Stevie Ray Vaughan is more than a musical genius. He’s more than a guitar virtuoso. He’s more than soul snatched too early in life. No, he’s so much more than that. He’s the champion of the blues. Not in the musical sense, but in the all encompassing movement of soulful, intellectual, raw, and powerful transformation of pain. Some will squeeze SRV into various genres from rock to blues to jazz. In a short but fiery seven year career with his band, Double Trouble, his debut album/song calledTexas Flood stands as tall as Big Tex at the Texas State Fair (may he rest in peace).
It’s a track that’s oozing with pain, soul, heartache, and grit. In that same vein, SRV manages to capture the hard working Texas man that simply longs to be home where things are good, the sun is bright, and it’s familiar.
I don’t long for Texas sunshine, but I do long for a little dose of the state — in the form of two teams playing in my own backyard.
The mighty South Division of the AHL. Texas, Houston, San Antonio, Oklahoma City, and the not-so-South Charlotte Checkers. It’s a solid division. Lots of NHL impact from the lockout. It’s also where our beloved Barons will spend the majority of their season beginning Friday and Sunday against Houston and Texas.
Houston, a team that OKC saw in preseason only weeks ago, lives and breathes on the prospect, one Mikael Granlund. He’s their leading scorer, most intense prospect, and center worth watching in the coming years. But names like Zucker, Palmierie, and Coyle contribute nightly in ways that spreads the offensive output across several lines, and various types of forward play. This always makes them a dangerous.
But it’s defense that has stung the Aeros to date. Starting tender, Matt Hackett, is 1-4 out of the gate. And when they rely on him, he has to be infinitely better.
Marco Scandella is a dandy defensive player with offensive play making talents. He’s tied for second in assists in the league with six through five games. But even he struggles to take hold of a strong defensive front.
Houston remains a good power play team (7th in the league), but one of the worst on the kill at second to last. It should be a good series, and that’s a good thing given how often these two will meet in November.
Then there’s Texas, the only AHL team I watch as much as the Barons. The Stars are right at .500 and directly behind the Barons in the division and west conference standings. The league clearly wants a good rivalry to brew between the OKC team and the one from Cedar Park. It hasn’t happened yet, where the teams really feel the rivalry, but perhaps it’s inevitable. After a terrible season a year ago, the Stars want to roar back to life. Playing the Barons well might be a good start. And that’s something the Stars haven’t done in the last two seasons, the Barons are 12-6-0-02 against Texas.

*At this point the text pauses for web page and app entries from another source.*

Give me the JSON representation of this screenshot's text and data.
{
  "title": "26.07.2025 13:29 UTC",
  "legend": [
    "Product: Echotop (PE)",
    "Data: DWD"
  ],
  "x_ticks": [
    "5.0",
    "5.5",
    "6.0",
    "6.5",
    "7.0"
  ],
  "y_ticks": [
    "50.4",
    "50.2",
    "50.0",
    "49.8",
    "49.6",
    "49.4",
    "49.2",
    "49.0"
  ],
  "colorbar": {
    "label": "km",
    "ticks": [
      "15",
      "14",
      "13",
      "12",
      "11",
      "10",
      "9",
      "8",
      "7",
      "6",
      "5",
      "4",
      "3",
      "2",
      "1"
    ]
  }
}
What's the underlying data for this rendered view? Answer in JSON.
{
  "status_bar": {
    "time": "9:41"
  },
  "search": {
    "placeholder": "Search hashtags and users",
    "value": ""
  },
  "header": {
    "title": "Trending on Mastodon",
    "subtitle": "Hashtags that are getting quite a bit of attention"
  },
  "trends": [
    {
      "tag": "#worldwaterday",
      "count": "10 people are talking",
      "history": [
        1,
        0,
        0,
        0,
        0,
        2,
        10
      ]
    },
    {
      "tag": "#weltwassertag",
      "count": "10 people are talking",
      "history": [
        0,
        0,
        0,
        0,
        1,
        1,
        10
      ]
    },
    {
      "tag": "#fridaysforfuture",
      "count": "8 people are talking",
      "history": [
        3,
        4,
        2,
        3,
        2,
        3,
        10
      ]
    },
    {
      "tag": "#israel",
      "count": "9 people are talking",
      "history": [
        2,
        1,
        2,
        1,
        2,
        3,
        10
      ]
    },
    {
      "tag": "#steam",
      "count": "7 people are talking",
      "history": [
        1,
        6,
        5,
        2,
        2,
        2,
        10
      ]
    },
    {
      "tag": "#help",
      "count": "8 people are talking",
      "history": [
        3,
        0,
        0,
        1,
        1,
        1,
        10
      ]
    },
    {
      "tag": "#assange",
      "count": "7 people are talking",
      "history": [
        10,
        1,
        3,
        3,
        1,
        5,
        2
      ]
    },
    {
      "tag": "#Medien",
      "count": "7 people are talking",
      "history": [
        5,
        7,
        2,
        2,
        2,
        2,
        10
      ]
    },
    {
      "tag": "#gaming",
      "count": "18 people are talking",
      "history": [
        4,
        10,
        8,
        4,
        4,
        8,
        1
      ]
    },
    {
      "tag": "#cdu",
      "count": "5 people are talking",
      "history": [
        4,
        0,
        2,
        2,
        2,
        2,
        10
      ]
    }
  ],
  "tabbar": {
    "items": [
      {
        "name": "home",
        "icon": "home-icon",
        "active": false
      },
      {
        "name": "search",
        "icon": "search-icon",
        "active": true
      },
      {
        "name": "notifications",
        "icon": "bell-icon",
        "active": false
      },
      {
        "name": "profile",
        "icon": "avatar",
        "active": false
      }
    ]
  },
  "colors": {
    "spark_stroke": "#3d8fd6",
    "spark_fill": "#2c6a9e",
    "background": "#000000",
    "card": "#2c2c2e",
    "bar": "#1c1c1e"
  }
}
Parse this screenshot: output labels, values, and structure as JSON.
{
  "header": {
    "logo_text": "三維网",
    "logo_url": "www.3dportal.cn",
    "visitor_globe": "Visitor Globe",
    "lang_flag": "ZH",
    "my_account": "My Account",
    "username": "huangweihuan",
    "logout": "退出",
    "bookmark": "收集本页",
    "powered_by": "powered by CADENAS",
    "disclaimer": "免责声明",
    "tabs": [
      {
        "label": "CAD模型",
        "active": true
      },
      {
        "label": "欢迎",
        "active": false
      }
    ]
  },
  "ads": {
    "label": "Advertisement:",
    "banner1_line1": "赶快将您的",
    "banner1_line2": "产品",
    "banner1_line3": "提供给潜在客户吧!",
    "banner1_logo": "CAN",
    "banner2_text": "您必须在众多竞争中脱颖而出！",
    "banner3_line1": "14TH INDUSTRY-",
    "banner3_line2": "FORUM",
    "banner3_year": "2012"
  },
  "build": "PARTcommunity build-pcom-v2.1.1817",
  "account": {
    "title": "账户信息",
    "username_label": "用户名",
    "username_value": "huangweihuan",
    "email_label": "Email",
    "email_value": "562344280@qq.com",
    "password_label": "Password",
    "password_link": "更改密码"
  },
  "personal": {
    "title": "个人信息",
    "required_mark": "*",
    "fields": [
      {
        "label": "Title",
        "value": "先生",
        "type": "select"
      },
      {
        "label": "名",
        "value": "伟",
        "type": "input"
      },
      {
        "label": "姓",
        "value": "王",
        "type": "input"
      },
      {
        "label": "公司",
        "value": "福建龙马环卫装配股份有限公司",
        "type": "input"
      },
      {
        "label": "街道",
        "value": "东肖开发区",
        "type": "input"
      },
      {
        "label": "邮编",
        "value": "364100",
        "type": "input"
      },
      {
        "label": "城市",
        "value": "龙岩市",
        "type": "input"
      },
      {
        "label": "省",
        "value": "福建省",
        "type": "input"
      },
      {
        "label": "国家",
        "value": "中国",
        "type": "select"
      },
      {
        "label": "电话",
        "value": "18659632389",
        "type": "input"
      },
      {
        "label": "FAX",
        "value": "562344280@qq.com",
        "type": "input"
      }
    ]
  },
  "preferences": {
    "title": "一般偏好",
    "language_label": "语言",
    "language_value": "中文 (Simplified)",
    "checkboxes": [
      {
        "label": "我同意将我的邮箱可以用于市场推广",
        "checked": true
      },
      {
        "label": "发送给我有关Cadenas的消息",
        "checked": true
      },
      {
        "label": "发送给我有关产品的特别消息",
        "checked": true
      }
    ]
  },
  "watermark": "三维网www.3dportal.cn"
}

Oleksiak, Smith, and Chiasson are interesting prospects in the Stars organization, and to some extend have proved valuable early. Young, but valuable. But more familiar faces carry the team. Vincour, Eakin, Benn, Morin, and Petersen are peppered throughout the lineup, and all are fully capable to mount an attack on the South Div, but they haven’t just yet. But, like a few others in the West, they really struggle on the man advantage. But as we’ve seen in OKC, one night can change the percentages early in the season. Add to that the worst penalty kill in the entire American League, and things get scary.
The nuts and bolts of both hockey teams are pretty solid, but neither club has proved itself to be an elite team in the same way Lake Erie has done. This spells trouble for both Texas teams. Might the flood of losses becoming Texas’ way? Stevie Ray thinks so.